If you’re black, how would that make you feel?



Sound extreme? If you think so, I’m gonna guess that you’re probably average height. That’s not a judgement on you, at all. I’m a pretty open minded guy, and I didn’t see it this way either until tonight. But does it really surprise you that many of the adult LPs in the group feel the way they do about this topic? What those folks are posting about, what they’re encouraging, what they’re so happy about - it’s about eliminating the outward appearance of dwarfism. It’s not solving any of the medical issues created by dwarfism, it’s about undergoing a cosmetic procedure that stretches the shortened bones to gain height, and nothing else. Sure, it’s easier to reach things. But it’s also easy to put them on a lower shelf. I’ve seen homes completely remodeled to accomodate short stature, of course. But that extreme of a step isn’t necessary - plenty of folks shorter than 4’ tall do just fine in an average height world with minimal changes, thank you very much. I’ve seen it myself.

I’m not judging the folks who chose to undergo ELL. I’m friends with one of the average height parents who posts here regularly. Heck, she donated to my LPA fundraising campaign. But I do understand now why this topic causes so much division every time it comes up, and that’s brought me to a decision. As much as I hate censoring topics of any kind, ELL needs to go the way of politics and religion and stay on personal pages.

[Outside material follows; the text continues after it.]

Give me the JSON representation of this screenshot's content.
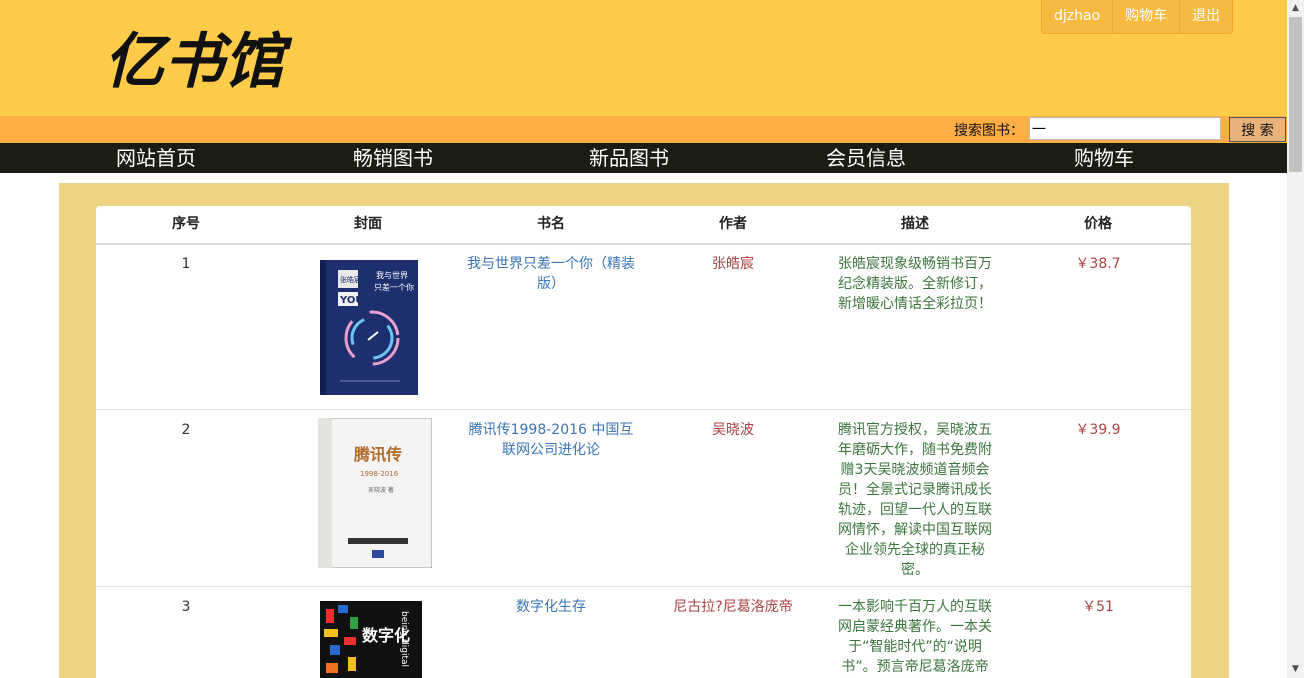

6 comments:

Christine said...

I hope it's okay that I post a comment, but I think your post is spot on. The comparison sums up a lot and I think should help everyone understand on some level why the posts get so contentious. Thank you again for your work with the group.

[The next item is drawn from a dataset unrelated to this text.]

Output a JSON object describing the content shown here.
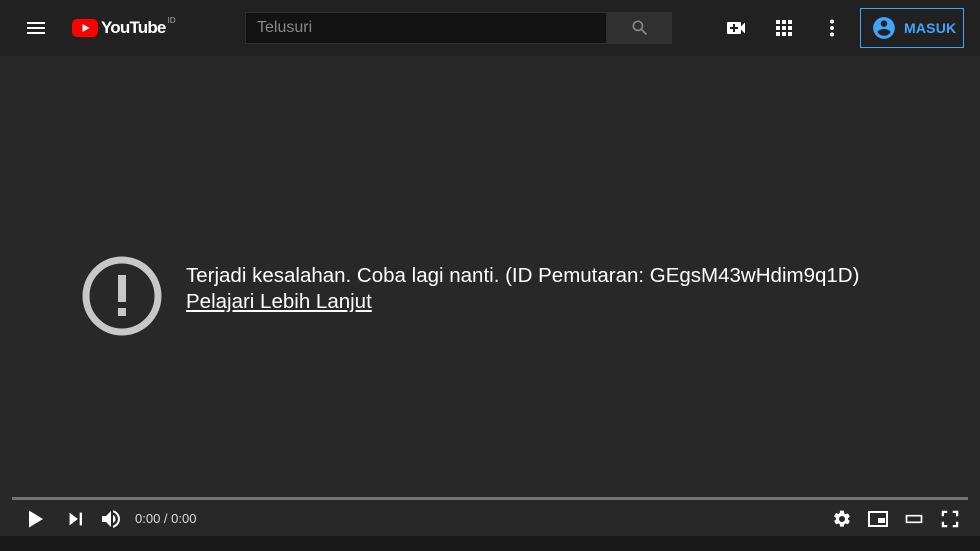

jennifer said...

Right on Mike. Yours is the voice of reason this group needs. You know how to get your point across, even dictate when necessary, without offending. Thanks for all your time, effort and commitment.

Ann said...

From our experience ELL did solve a major medical issue. Our Achondoplasia Daughters' knees were so loose and full of pain. You could literately wiggle her lower leg from side to side at the knee joint. She had one phase of Limb Lengthening and her knees do not sway from side to side any more AND her knees has been pain free for 9 years. She could have done it (limb lengthening) again, but she didn't want to. Even though she is 6 inches taller, she still gets stared and pointed at just as much as before.... She is still a little person.....but, she can walk around now, pain free. And I think that is wonderful!
If a child is born with one short leg, wouldn't you want to help them out if there was a procedure available??
Please remember that I am just posting this because I disagree with the comment that Limb Lengthening is only for cosmetic reasons and that it does not fix medical problems because that is not true. Eliminating pain is not a cosmetic issue.

Mike Mallinson said...

Hi Ann, I appreciate your comment. Typically, loose joints in achondroplasia occur as a combination of the cartilage not forming properly and low muscle tone. Did your doctors say how the lengthening improved her loose joints? I agree, preventing pain is a positive outcome, and not simple cosmetics.

Lengthening a single leg because one is shorter than the other is a completely different situation than lengthening to gain height, and I wouldn't include it in the same discussion.

Thanks for your comment!

Anonymous said...

I am pretty positive that lengthening the tibia makes the joint more stable. Although, because her knees were so unstable, Dr. Paley wanted to put lengthening devises on her lower leg and the femur at the same time, and he said it would fix her knees. And it did! So she is approximately 3" taller in her lower legs and 3" taller in her upper legs. But she has had no issues with her knees since then and that is incredible!

And you are right about the one short leg not being the same issue. When our daughter was having her procedure done, a father had brought his daughter all the way from Saudi Arabia because one of her legs was extremely shorter than the other. And Dr. Paley was lengthening it for her.

Ann said...

Anonymous is suppose to be ANN